Another way to ensure efficacy involves the rhythm or fertility-awareness method, in which women closely track their ovulation and avoid sex or use a condom leading up to and during that time period, which lasts about seven days. You can only get pregnant if an egg is present for the sperm to fertilize. Of course, effectiveness of this method depends on the regularity of your cycle, and how accurately you can track it. These days, many women use period tracker apps, but a more reliable choice is to use an at-home ovulation test that you can pick up at any drugstore.

But when all is said and done, things can still go wrong. Another 30-year-old Brooklynite told me he used a combination of withdrawal and fertility tracking with his former partner for years. After he returned from a vacation, though, they accidentally timed his partner’s ovulation incorrectly, and she became pregnant. Also? He had thrown caution to the wind and failed to pull out in time.

“The likelihood of not withdrawing quickly enough is inevitable,” he says. “And even if you withdraw diligently, there’s still a huge chance that you’re off by a few days with timing ovulation. You’re up against huge limits, and you aren’t sure what those limits are until she’s actually pregnant.”

Now, that’s one person’s perspective — but it’s also a man’s perspective. Whether or not you feel comfortable using the pullout method relies heavily on how much you trust and understand your partner (incidentally, it’s suggested by health professionals to only use this method when you’re in a longterm relationship).

So what does an Ob/Gyn have to say about all of this? “[The pull-out method] has risks that are greater than a woman who really doesn’t want to get pregnant should take,” Hilda Hutcherson, M.D., professor of obstetrics and gynecology at Columbia University Medical Center, told SELF. “It’s always possible to ovulate when you’re not expecting it, especially when you’re young. It’s not 100 percent, so you’re still taking a chance.”

So in sum: no, withdrawal is not as reliable as taking the pill or having an IUD. (And keep in mind that none of these methods will protect you against STIs—only condoms can do that.) But contraception is, ultimately, an incredibly personal choice.

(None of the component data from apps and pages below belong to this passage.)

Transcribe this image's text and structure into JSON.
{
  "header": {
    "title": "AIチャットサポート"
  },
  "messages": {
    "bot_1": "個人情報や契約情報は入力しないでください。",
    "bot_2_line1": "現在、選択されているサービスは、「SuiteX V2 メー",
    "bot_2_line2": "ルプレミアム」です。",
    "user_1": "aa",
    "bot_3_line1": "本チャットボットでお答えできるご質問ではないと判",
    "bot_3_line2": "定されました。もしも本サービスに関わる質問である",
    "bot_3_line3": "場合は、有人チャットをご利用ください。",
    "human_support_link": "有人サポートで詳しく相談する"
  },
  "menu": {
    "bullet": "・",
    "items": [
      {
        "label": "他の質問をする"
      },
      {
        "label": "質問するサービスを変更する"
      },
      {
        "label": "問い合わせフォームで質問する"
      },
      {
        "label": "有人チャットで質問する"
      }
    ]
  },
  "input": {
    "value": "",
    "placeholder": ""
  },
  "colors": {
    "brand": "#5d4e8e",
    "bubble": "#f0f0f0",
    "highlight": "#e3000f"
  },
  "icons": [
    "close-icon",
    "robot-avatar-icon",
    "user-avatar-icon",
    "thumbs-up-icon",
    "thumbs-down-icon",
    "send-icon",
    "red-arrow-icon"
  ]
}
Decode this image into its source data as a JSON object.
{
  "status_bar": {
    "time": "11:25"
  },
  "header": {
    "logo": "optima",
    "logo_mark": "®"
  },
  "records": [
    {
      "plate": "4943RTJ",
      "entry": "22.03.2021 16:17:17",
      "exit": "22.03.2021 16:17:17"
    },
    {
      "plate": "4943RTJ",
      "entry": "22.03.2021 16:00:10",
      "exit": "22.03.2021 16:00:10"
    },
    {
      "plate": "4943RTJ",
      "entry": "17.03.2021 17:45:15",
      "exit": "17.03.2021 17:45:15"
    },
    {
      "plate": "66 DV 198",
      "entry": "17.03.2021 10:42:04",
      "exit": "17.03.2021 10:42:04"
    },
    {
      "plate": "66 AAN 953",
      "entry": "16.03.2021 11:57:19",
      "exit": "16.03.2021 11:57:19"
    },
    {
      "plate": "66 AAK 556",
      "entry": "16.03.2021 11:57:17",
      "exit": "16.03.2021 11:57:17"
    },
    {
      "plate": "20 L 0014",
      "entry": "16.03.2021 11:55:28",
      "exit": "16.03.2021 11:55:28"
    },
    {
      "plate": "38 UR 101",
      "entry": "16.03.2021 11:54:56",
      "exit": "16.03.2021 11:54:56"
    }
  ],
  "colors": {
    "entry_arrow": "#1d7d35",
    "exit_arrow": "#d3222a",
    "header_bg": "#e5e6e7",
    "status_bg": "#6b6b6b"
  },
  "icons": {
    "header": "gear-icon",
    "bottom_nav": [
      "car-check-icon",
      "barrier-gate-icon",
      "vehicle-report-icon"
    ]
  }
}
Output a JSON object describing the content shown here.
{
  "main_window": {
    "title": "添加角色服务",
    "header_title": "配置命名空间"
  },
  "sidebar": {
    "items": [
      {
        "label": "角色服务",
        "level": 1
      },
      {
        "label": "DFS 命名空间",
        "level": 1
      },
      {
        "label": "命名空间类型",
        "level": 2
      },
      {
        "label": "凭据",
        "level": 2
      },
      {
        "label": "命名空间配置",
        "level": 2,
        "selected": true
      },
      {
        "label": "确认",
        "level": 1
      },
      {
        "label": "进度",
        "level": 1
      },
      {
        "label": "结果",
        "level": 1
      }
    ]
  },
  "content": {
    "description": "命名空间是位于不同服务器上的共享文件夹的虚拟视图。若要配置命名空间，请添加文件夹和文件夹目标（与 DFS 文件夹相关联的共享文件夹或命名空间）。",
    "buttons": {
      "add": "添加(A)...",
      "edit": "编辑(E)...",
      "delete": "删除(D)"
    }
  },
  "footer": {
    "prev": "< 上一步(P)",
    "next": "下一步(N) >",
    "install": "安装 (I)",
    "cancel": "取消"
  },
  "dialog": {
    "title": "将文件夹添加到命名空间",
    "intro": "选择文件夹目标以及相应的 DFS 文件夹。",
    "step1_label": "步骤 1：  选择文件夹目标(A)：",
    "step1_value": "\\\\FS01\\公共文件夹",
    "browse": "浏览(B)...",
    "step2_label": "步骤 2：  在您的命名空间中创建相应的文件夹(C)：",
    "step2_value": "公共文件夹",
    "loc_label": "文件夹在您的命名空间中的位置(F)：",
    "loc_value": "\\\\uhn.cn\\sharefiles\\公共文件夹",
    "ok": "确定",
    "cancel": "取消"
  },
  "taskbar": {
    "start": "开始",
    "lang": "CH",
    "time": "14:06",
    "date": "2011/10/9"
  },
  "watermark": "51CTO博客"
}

As always, it’s best to talk to your gyno about your concerns, preferences, and goals and make the decision that’s right for you. That is, at least, until the male birth control pill finally hits the market.

Eva Medoff is a writer and editor in Brooklyn, NY. She enjoys making her own candles, cooking vegetarian meals, and adding to her overalls collection (five pairs and counting). You can follow her attempts to become the indie Martha Stewart (read: broke DIY queen) on Instagram @cityandfox, and check out more of her work on her website.